They provide a layer of protection that prevents you from being infected, which in turn protects others from becoming infected. Knowing that SARS-CoV-2 is transmitted predominately by inhalation of respiratory droplets, such as when people cough, sneeze, talk, or do so much as breathe, a mask helps reduce the emission and inhalation of said droplets. Numerous studies have shown mask-wearing reduces the risk of acquiring infections.
We are at a pivotal point in this pandemic. Keeping this layer of protection in place from a biorisk management perspective makes sense, especially when we are talking about situations involving gatherings in enclosed spaces.
3. Keep your distance. We all want to be able to hug our family members and friends again! But during a pandemic, it’s essential to practice social distancing, especially if you don’t have a mask on! How many of you have chosen to wait for an elevator because several people were already on it?
4. Assess and address your facility’s ventilation. One silver lining from this pandemic will be the innovations and solutions that we see in this area that improve indoor air quality.
5. Wash your hands. Often. For 20 seconds at a time. When you don’t have access to soap and water, use hand sanitizer. If you run a business, make sure hand soap, paper towels, and sanitizer are available, and your restrooms are well serviced.
6. Clean and disinfect surfaces. High touch point surfaces DO matter! While there is no doubt that SARS-CoV-2 is primarily an airborne pathogen, from a biosafety / biorisk management standpoint, we know that you can become infected by touching a contaminated surface and then touching your eyes, nose, or mouth. What we don’t know is what percentage of people become infected this way. 1%, 2%, 10%, 20%? No one knows, and this may be a significant number and something that, at a local and personal level, we have control over. Remember layered response. This is a weapon in the arsenal that we as individuals and business owners can control and must!

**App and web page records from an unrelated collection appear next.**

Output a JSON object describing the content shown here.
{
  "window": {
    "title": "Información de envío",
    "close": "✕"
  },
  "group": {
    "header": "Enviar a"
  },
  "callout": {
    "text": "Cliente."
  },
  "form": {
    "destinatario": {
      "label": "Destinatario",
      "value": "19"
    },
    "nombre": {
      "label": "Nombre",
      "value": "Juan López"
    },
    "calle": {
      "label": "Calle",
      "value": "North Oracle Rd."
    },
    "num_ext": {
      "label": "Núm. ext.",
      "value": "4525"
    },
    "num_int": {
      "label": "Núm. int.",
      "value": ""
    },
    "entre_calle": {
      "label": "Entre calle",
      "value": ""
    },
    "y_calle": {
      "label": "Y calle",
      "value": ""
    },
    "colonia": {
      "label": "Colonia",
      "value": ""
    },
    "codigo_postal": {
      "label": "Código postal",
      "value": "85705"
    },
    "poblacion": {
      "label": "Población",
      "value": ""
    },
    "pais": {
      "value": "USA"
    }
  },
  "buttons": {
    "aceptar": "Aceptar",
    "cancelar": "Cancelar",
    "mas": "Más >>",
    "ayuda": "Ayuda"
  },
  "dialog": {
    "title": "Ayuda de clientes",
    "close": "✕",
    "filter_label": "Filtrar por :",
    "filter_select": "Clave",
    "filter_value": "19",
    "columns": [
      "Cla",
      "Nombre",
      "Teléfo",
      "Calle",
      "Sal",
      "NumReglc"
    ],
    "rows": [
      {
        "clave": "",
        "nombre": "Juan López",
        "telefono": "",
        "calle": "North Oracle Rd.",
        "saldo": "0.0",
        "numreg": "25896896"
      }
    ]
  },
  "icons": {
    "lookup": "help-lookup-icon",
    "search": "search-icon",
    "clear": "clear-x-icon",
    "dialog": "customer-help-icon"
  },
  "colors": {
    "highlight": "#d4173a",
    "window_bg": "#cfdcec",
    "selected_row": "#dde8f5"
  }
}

So, clean and disinfect high touch point surfaces. It is common sense. We realized back in the late 1800s that hygiene matters when it comes to health and controlling infectious disease outbreaks. That time in history is known as “The Great Sanitation Revolution.” Clean and healthy spaces are good for not only helping control the COVID-19 pandemic but also other infectious disease outbreaks such as the flu, norovirus, salmonella, E. coli, MRSA, TB, measles and so on. Remember: Layered response.
Bottom line. Clean smarter and, at a minimum, disinfect at least daily. Maybe more based on your situation.
7. Get educated! If you are a business owner, make sure everyone is trained on how to protect themselves and your customers. This includes your employees and any outsourced contractor that cleans and disinfects your facility.
To win this war, it will take capacity, trust, and leadership. It will take a layered approach with everyone working together. In other words—care. We must care for one another and use the tools we have to build a resilient tomorrow.
- Olinger, JM, RBP, Patricia. “Facing the next Pandemic.” ISSA, ISSA Today, 21 Jan. 2020, www.issa.com/articles/facing-the-next-pandemic.
- Mayo Clinic COVID-19 Vaccine Tracker: https://www.mayoclinic.org/coronavirus-covid-19/vaccine-tracker
- Centers for Disease Control and Prevention: https://www.cdc.gov/coronavirus/2019-ncov/vaccines/different-vaccines/mRNA.html?s_cid=11344:how%20do%20mrna%20vaccines%20work:sem.ga:p:RG:GM:gen:PTN:FY21
- Centers for Disease Control and Prevention: https://www.cdc.gov/coronavirus/2019-ncov/science/science-briefs/masking-science-sars-cov2.html
Patty Olinger is the executive director for GBAC. Prior to joining GBAC, Olinger was an assistant vice president in the Office of Research Administration and the executive director of the Environmental, Health, and Safety Office (EHSO) at Emory University. During Olinger’s 13-year tenure, EHSO had university-wide responsibility for all aspects of environmental, health, and safety support, including EHS compliance support to Emory health care. This included biosafety support to the Emory Serious Communicable Diseases Unit (SCDU), which cared for four Ebola patients in 2014.